Wilkinson made sure the Sooners stayed away from those places. He was a Gautt backer through and through.
"If not for Bud, I wouldn't have been able to make it at Oklahoma," said Gautt, who still stays in contact with Wilkinson. "He was sort of my psychologist. I was on the couch once a week, talking about things I as a youngster perceived may or may not have been true. He was very supportive. He seemed to understand me."
Gautt wasn't on any mission at OU. He was just a person who wanted to study hard and play football.
"At the time I was going through it, I thought of myself as one guy who was struggling. Not many were in my corner," he said.
GAUTT WOUND up the best fullback in the Big Eight his final two years, and he was a standout linebacker. In 1985, he was voted into the Orange Bowl Hall of Fame.
"There were many more positives than negatives at Oklahoma," Gautt said. "I can understand now why some people would have fear and misgivings and misunderstandings. It helps to be more mature."
In 1987, Gautt was awarded OU's distinguished service citation, the university's highest honor.
"Tears welled up. It was obvious I was caught up in the moment," Gautt said. "I had to stop talking. It was quite humbling."
Gautt holds no bitterness toward those who were prejudiced in the '50s.
"If you think with bitterness, that hurts you," he said. "I don't need to be bitter. I've got the rest of my life to be happy and enjoy myself. It would not serve me to be bitter. Life is too short."
To that end, Gautt tries to make sure he'll have a long life. He works out vigorously and stays in shape.

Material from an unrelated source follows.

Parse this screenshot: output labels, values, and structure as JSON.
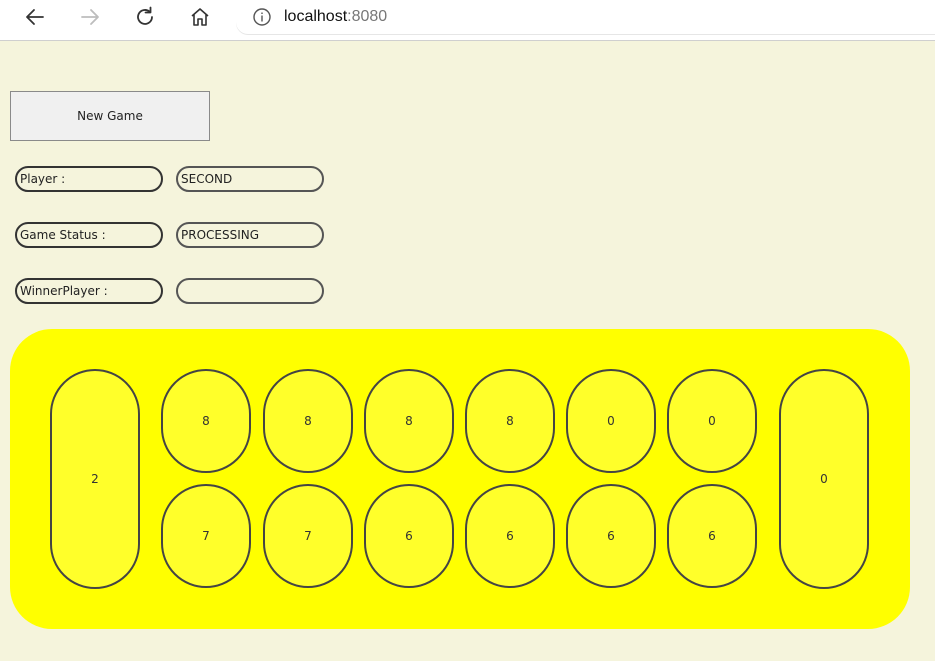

"WHEN I WORKED on the campus at Missouri, there was the opportunity to play racquetball and handball," he said. "I bought into a track, a stairstep master. I have a cholesterol problem. I want to make sure I do some perspiring and try to keep it down. I watch it."
He doesn't know what the future holds. He just knows he's happy to be working at the Big Eight and happy to be living here.
"I take it a day at a time," Gautt said. "I don't have any great expectations. I just want to do a job and do it the best I can."